#### Source records
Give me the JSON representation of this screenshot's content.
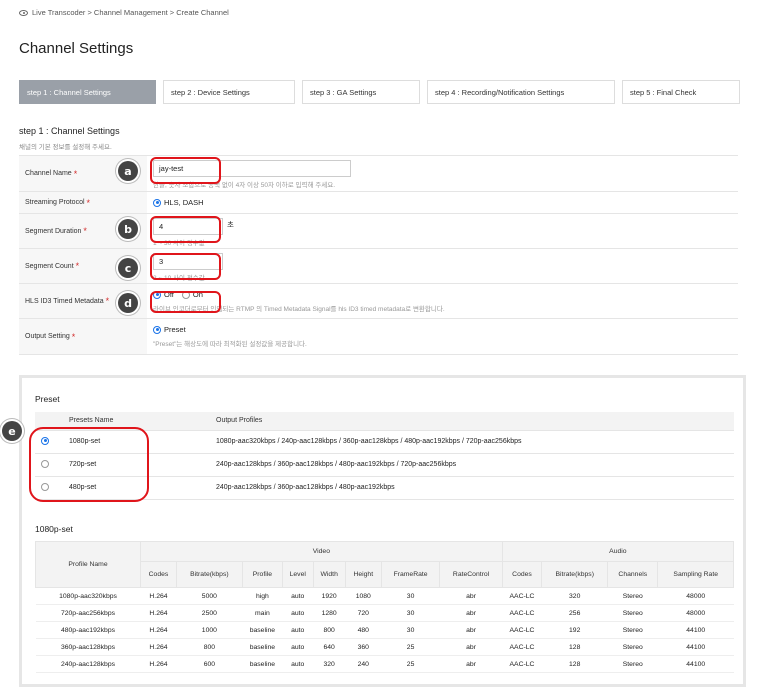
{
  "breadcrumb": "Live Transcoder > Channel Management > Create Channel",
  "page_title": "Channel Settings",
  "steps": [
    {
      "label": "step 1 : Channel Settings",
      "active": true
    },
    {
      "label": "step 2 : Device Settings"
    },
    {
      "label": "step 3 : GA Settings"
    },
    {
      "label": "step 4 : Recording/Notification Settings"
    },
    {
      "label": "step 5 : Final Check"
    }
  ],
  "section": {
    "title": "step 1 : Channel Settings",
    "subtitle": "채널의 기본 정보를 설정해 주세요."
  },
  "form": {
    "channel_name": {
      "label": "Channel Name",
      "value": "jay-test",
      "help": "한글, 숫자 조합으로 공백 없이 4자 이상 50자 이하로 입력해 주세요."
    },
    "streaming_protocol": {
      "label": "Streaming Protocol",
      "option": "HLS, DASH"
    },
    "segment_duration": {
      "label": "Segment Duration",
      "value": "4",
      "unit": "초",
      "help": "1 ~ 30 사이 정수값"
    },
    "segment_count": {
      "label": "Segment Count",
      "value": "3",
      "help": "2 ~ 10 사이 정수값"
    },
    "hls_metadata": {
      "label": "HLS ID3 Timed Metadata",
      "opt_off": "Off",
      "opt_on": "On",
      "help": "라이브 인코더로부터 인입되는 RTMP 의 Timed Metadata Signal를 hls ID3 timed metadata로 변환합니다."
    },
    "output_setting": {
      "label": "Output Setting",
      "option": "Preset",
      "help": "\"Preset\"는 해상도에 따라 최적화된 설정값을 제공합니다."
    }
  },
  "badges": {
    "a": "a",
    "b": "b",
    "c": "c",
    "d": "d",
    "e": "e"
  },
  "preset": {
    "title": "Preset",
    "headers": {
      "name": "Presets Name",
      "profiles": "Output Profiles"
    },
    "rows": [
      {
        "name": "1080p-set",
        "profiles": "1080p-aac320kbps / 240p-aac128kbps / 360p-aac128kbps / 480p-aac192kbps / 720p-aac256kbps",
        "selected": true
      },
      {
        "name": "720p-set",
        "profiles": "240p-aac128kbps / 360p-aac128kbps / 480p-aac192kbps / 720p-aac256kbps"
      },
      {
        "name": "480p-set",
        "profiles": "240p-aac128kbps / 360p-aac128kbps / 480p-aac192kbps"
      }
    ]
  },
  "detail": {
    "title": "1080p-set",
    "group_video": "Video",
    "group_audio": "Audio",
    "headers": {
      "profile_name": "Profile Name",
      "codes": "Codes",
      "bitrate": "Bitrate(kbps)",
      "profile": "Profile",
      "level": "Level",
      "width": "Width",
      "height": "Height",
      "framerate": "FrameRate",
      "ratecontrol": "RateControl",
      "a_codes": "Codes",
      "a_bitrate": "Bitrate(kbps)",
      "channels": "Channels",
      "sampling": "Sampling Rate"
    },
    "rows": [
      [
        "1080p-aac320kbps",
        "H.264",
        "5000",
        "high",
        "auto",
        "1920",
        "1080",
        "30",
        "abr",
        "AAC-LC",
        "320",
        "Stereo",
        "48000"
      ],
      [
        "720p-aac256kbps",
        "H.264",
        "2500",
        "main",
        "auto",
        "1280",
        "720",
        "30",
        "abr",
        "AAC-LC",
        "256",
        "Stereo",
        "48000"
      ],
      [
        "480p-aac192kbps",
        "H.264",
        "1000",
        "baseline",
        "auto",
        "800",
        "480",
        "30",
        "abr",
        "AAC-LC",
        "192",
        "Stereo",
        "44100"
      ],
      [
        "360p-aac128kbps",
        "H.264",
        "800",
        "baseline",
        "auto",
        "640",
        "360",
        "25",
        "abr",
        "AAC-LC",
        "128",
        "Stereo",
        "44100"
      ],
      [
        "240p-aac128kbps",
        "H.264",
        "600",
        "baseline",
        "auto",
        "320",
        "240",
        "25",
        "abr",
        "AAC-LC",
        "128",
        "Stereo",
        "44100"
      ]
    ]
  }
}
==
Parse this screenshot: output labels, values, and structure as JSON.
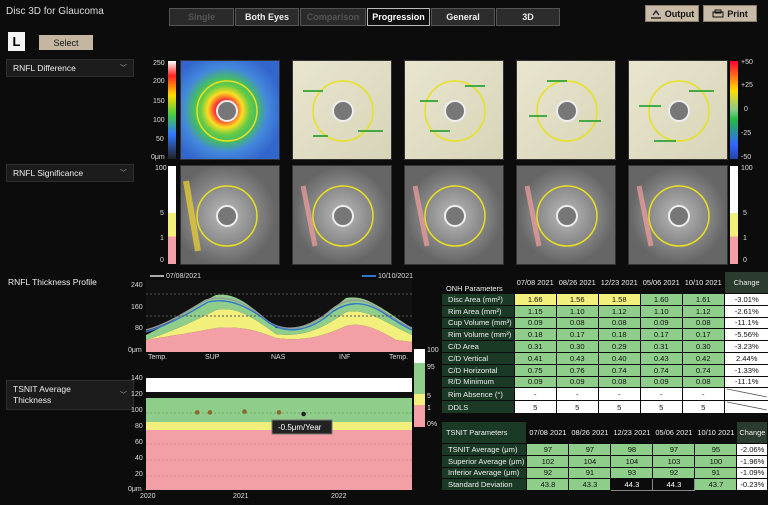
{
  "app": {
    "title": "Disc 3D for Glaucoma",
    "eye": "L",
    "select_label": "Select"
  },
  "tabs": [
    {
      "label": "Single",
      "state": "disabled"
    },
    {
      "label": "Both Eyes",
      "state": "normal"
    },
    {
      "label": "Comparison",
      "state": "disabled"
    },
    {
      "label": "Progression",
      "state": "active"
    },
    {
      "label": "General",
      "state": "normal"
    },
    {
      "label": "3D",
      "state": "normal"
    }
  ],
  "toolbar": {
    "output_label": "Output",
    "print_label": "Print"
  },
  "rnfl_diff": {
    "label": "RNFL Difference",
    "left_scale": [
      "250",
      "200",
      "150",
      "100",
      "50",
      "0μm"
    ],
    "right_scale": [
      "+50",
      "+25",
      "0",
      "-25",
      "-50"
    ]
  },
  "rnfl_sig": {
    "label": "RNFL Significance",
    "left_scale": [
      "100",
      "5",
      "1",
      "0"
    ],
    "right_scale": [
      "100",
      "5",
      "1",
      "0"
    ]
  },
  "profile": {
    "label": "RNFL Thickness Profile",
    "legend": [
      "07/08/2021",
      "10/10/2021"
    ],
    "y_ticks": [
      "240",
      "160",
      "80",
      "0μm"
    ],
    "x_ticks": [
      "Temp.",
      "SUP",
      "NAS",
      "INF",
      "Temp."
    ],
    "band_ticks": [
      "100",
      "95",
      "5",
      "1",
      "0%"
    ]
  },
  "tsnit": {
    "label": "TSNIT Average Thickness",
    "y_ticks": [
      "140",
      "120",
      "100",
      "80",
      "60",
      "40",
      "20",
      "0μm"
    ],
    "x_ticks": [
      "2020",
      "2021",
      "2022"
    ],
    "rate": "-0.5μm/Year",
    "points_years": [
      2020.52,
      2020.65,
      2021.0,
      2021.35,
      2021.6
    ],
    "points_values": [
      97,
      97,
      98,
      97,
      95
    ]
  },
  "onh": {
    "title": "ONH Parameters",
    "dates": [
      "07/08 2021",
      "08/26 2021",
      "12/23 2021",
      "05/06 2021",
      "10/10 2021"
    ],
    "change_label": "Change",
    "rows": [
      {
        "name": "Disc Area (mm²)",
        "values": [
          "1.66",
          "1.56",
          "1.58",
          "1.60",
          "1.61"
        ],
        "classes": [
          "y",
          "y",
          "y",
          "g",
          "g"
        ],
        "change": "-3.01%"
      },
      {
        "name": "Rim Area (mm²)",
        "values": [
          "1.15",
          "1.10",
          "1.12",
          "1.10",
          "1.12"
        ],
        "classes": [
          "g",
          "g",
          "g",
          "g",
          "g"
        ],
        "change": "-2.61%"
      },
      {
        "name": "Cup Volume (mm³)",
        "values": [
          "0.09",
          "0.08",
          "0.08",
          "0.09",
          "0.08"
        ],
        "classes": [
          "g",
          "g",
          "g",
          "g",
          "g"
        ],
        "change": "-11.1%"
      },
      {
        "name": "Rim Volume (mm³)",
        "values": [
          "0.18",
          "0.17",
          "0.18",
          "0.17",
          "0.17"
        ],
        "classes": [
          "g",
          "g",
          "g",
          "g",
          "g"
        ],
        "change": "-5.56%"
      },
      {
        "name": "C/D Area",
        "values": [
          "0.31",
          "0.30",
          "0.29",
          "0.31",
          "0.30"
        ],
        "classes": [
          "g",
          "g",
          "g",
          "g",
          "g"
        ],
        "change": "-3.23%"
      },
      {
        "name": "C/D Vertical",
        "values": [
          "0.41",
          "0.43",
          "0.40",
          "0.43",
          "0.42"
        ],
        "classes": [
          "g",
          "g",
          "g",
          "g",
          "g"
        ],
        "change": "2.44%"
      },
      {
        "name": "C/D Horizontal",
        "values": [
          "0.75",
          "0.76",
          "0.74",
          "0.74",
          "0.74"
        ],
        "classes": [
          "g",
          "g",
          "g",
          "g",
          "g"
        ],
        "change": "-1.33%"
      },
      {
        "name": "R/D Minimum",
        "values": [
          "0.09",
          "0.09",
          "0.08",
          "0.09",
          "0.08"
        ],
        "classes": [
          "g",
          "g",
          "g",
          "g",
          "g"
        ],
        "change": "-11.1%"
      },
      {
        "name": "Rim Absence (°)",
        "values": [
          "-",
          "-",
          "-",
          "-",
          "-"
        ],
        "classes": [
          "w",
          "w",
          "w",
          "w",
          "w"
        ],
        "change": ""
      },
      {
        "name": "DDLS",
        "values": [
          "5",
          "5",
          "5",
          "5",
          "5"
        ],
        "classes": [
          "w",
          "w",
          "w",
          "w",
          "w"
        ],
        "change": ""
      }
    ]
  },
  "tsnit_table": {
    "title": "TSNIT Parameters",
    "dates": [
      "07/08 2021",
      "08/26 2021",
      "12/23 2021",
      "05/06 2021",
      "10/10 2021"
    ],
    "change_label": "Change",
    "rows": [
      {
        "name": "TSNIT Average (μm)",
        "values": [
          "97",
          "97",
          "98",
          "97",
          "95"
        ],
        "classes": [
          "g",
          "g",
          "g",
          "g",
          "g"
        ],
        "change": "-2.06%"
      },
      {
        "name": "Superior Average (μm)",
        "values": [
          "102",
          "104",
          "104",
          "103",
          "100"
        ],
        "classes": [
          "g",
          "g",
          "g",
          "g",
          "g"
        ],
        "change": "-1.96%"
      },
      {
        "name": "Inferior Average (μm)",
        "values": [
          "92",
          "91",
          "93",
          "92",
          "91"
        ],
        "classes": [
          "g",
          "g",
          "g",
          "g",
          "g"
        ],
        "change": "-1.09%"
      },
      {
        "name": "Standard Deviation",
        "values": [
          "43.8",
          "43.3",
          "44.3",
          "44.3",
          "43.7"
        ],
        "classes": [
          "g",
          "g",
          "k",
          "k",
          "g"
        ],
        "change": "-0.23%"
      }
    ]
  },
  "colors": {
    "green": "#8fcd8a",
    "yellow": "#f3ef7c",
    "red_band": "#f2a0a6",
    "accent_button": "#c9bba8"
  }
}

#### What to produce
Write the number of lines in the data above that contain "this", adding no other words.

#### Reply to the exercise
2